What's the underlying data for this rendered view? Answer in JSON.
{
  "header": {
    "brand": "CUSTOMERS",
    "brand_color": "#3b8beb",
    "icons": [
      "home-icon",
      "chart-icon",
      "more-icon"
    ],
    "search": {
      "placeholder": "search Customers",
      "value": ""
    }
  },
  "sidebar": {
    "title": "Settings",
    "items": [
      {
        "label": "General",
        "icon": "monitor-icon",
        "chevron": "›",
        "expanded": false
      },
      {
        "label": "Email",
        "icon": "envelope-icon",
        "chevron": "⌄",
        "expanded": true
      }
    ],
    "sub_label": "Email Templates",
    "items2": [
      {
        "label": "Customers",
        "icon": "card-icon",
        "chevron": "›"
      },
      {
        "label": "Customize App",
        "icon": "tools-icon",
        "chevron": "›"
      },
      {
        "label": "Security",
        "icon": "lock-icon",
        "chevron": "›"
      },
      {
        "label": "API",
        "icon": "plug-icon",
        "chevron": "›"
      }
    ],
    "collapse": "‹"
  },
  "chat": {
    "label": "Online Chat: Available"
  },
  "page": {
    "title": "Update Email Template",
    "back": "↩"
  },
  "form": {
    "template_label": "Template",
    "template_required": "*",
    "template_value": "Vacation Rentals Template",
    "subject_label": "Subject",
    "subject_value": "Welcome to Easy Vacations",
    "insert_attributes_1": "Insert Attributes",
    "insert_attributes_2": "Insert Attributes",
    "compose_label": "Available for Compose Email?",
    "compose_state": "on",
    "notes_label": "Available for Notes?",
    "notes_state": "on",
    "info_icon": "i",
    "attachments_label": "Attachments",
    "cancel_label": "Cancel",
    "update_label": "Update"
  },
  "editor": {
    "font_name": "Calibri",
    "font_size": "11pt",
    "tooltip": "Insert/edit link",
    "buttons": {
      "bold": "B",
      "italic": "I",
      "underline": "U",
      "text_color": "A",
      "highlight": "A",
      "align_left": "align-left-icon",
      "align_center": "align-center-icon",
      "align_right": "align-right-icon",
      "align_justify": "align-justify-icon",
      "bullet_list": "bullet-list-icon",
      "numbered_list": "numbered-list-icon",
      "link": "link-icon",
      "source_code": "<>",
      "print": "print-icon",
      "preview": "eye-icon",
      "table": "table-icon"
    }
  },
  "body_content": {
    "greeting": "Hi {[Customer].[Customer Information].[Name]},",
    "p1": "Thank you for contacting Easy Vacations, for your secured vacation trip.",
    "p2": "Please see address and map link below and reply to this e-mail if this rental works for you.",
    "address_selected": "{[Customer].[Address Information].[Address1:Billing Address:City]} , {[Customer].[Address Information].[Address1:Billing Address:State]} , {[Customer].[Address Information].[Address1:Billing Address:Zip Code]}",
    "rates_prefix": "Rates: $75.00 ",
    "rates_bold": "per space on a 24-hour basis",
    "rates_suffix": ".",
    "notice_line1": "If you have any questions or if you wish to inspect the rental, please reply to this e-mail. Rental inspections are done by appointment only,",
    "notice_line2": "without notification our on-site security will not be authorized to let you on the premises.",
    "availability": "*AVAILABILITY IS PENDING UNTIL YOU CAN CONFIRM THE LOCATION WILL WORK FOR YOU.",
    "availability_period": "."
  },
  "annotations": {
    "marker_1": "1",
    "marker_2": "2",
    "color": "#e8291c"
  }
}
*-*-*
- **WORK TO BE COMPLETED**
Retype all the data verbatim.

- **FINISHED EXERCISE**
What's the underlying data for this rendered view? Answer in JSON.
{
  "header": {
    "brand": "CUSTOMERS",
    "brand_color": "#3b8beb",
    "icons": [
      "home-icon",
      "chart-icon",
      "more-icon"
    ],
    "search": {
      "placeholder": "search Customers",
      "value": ""
    }
  },
  "sidebar": {
    "title": "Settings",
    "items": [
      {
        "label": "General",
        "icon": "monitor-icon",
        "chevron": "›",
        "expanded": false
      },
      {
        "label": "Email",
        "icon": "envelope-icon",
        "chevron": "⌄",
        "expanded": true
      }
    ],
    "sub_label": "Email Templates",
    "items2": [
      {
        "label": "Customers",
        "icon": "card-icon",
        "chevron": "›"
      },
      {
        "label": "Customize App",
        "icon": "tools-icon",
        "chevron": "›"
      },
      {
        "label": "Security",
        "icon": "lock-icon",
        "chevron": "›"
      },
      {
        "label": "API",
        "icon": "plug-icon",
        "chevron": "›"
      }
    ],
    "collapse": "‹"
  },
  "chat": {
    "label": "Online Chat: Available"
  },
  "page": {
    "title": "Update Email Template",
    "back": "↩"
  },
  "form": {
    "template_label": "Template",
    "template_required": "*",
    "template_value": "Vacation Rentals Template",
    "subject_label": "Subject",
    "subject_value": "Welcome to Easy Vacations",
    "insert_attributes_1": "Insert Attributes",
    "insert_attributes_2": "Insert Attributes",
    "compose_label": "Available for Compose Email?",
    "compose_state": "on",
    "notes_label": "Available for Notes?",
    "notes_state": "on",
    "info_icon": "i",
    "attachments_label": "Attachments",
    "cancel_label": "Cancel",
    "update_label": "Update"
  },
  "editor": {
    "font_name": "Calibri",
    "font_size": "11pt",
    "tooltip": "Insert/edit link",
    "buttons": {
      "bold": "B",
      "italic": "I",
      "underline": "U",
      "text_color": "A",
      "highlight": "A",
      "align_left": "align-left-icon",
      "align_center": "align-center-icon",
      "align_right": "align-right-icon",
      "align_justify": "align-justify-icon",
      "bullet_list": "bullet-list-icon",
      "numbered_list": "numbered-list-icon",
      "link": "link-icon",
      "source_code": "<>",
      "print": "print-icon",
      "preview": "eye-icon",
      "table": "table-icon"
    }
  },
  "body_content": {
    "greeting": "Hi {[Customer].[Customer Information].[Name]},",
    "p1": "Thank you for contacting Easy Vacations, for your secured vacation trip.",
    "p2": "Please see address and map link below and reply to this e-mail if this rental works for you.",
    "address_selected": "{[Customer].[Address Information].[Address1:Billing Address:City]} , {[Customer].[Address Information].[Address1:Billing Address:State]} , {[Customer].[Address Information].[Address1:Billing Address:Zip Code]}",
    "rates_prefix": "Rates: $75.00 ",
    "rates_bold": "per space on a 24-hour basis",
    "rates_suffix": ".",
    "notice_line1": "If you have any questions or if you wish to inspect the rental, please reply to this e-mail. Rental inspections are done by appointment only,",
    "notice_line2": "without notification our on-site security will not be authorized to let you on the premises.",
    "availability": "*AVAILABILITY IS PENDING UNTIL YOU CAN CONFIRM THE LOCATION WILL WORK FOR YOU.",
    "availability_period": "."
  },
  "annotations": {
    "marker_1": "1",
    "marker_2": "2",
    "color": "#e8291c"
  }
}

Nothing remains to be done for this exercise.